August 13, 2018
You may be surprised to learn that in spite of the praise we receive for our nation’s health care, Canada does not in fact have a singular, unified health system. Each province or territory governs their own set of health care plans, making it difficult to determine where Canadians might be falling through the gaps.
Greg Marchildon, a professor at the Institute of Health Policy, Management and Evaluation, and founder and director of the North American Observatory on Health Systems and Policies has launched a new book series profiling provincial and territorial health systems in partnership with U of T Press. The main goal of these books is to provide the public and researchers with a deeper understanding of our country’s varied approaches to health care.
Following the recent publication of the third book in the series, Nova Scotia: A Health System Profile, IHPME Communications Coordinator Rebecca Biason spoke with Marchildon about the significance of the series, discoveries made throughout the process, and the importance of making residents across the country aware of how their health systems function.
What are some of the challenges or consequences that Canada’s fragmented health system poses for health system researchers and the public?
According to some standards, Canada is ranked as one of the most decentralized federations with respect to its health care system. With the provincial ministries of health determining the structure of how health is funded or provided, it makes it difficult to compare Canada as a whole to other countries. You are far better off comparing Ontario to Denmark or Germany if you want to make a comparative analysis.

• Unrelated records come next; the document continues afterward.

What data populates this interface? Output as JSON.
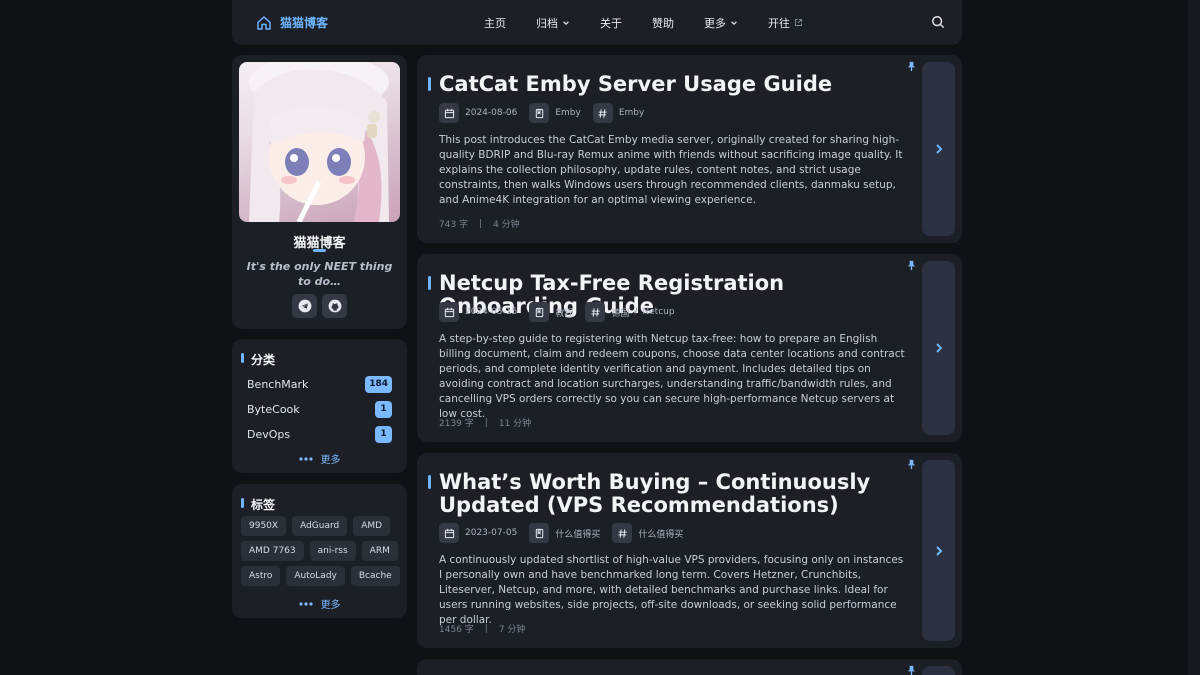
{
  "nav": {
    "brand": "猫猫博客",
    "items": [
      "主页",
      "归档",
      "关于",
      "赞助",
      "更多",
      "开往"
    ]
  },
  "profile": {
    "name": "猫猫博客",
    "motto": "It's the only NEET thing to do…"
  },
  "categories": {
    "title": "分类",
    "items": [
      {
        "name": "BenchMark",
        "count": "184"
      },
      {
        "name": "ByteCook",
        "count": "1"
      },
      {
        "name": "DevOps",
        "count": "1"
      }
    ],
    "more": "更多"
  },
  "tags": {
    "title": "标签",
    "items": [
      "9950X",
      "AdGuard",
      "AMD",
      "AMD 7763",
      "ani-rss",
      "ARM",
      "Astro",
      "AutoLady",
      "Bcache"
    ],
    "more": "更多"
  },
  "posts": [
    {
      "title": "CatCat Emby Server Usage Guide",
      "date": "2024-08-06",
      "category": "Emby",
      "tags": [
        "Emby"
      ],
      "excerpt": "This post introduces the CatCat Emby media server, originally created for sharing high-quality BDRIP and Blu-ray Remux anime with friends without sacrificing image quality. It explains the collection philosophy, update rules, content notes, and strict usage constraints, then walks Windows users through recommended clients, danmaku setup, and Anime4K integration for an optimal viewing experience.",
      "words": "743 字",
      "time": "4 分钟"
    },
    {
      "title": "Netcup Tax-Free Registration Onboarding Guide",
      "date": "2024-05-15",
      "category": "教程",
      "tags": [
        "德国",
        "Netcup"
      ],
      "excerpt": "A step-by-step guide to registering with Netcup tax-free: how to prepare an English billing document, claim and redeem coupons, choose data center locations and contract periods, and complete identity verification and payment. Includes detailed tips on avoiding contract and location surcharges, understanding traffic/bandwidth rules, and cancelling VPS orders correctly so you can secure high-performance Netcup servers at low cost.",
      "words": "2139 字",
      "time": "11 分钟"
    },
    {
      "title": "What’s Worth Buying – Continuously Updated (VPS Recommendations)",
      "date": "2023-07-05",
      "category": "什么值得买",
      "tags": [
        "什么值得买"
      ],
      "excerpt": "A continuously updated shortlist of high-value VPS providers, focusing only on instances I personally own and have benchmarked long term. Covers Hetzner, Crunchbits, Liteserver, Netcup, and more, with detailed benchmarks and purchase links. Ideal for users running websites, side projects, off-site downloads, or seeking solid performance per dollar.",
      "words": "1456 字",
      "time": "7 分钟"
    }
  ],
  "colors": {
    "background": "#0f1115",
    "card": "#1c1f26",
    "accent": "#6eb4ff"
  }
}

As a country we do operate under some national rules, including the five criteria outlined by the Canada Health Act, but in terms of delivery and implementation of health services, that is entirely the province’s responsibility. So, if you want to understand how the system is working, you need to get at it from the provincial level, yet there are so few studies that provide either an overview of how a single province works, or how provinces compare to one another. The books in this series will try to do both, provide a description and analysis of the provincial or territorial health system, and where possible, make comparisons with others.
You have already published two profiles, one on Saskatchewan and one on Nunavut, was there anything about these health systems that stood out or surprised you in any way?
I didn’t anticipate it, but there were actually two things that stood out to me from each jurisdiction. I had not realized the extent to which Saskatchewan was a first mover in terms of regionalizing reforms in addition to its long recognition as one of the first provinces to implement Medicare in Canada in the 1950’s. While it has also led the way in terms of organizational reforms in the 1990’s it has since fallen very far behind, particularly with respect to primary care.
In Nunavut, it is difficult to recruit physicians to practice that far north and as a result, they operate on a nurse-based primary care system, something usually considered to be a second choice. Yet, this practice has created a very consistent and available primary care system for them, in some respects better than what is available in most provinces. However, they do have their own fair share of problems. Prior to conducting this study, I had been unaware of the deep effects of their employee turnover. People are changing jobs or leaving positions after six months, and often positions are left open for a year or more because they have difficulty finding replacements.
With respect to the most recent publication on Nova Scotia, were there any key highlights that stood out from this profile?
Perhaps one of the most interesting aspects is that the administrator of the universal medical insurance in Nova Scotia is not the provincial government, it is a not-for-profit non-governmental organization. Usually when we talk about single-payer financing of health systems we are referring to the government, but that is clearly not always the case.
Another key highlight is the extent to which Nova Scotia’s aging population is imposing significant extra costs on the delivery of health care services. When you think about it, the cost of dying is actually very high. In the last eight months of our life, we become high-cost users of the health system receiving numerous interventions, or dying in hospital. Even as we age, we absorb more health services such as with hip and knee replacements, and of course, long-term care can be very expensive. In this case, Nova Scotia is running a more expensive health system than most provinces as demographically speaking they have the oldest population with low rates of immigration and low birth rates. There is a real opportunity for the rest of the country to learn from Nova Scotia’s response to the complex needs of their population.
What are you hoping this series will offer to both students, the public, and policy makers at the government level?
Number one, for the public, a readable introduction and explanation of the health system in which they live, work, and obtain services. Number two, for administrators and decision makers to see how they fit into the system as a whole, and number three, for students, the option to use these books as a learning tool on a regular basis, so that they can focus on the provincial or territorial levels of health in order to further understand the workings of the system.
We also want to make these books accessible. We have an agreement with University of Toronto Press, after each book has been in circulation for a year, we will make them available for free online via the North American Observatory on Health Systems and Policies website. We are hoping that ultimately this is going to benefit decision makers, providers and the public, so that there will be more demand for improvements to our health systems, and we will be more capable of drawing upon lessons from across the provinces to lead improvements and change.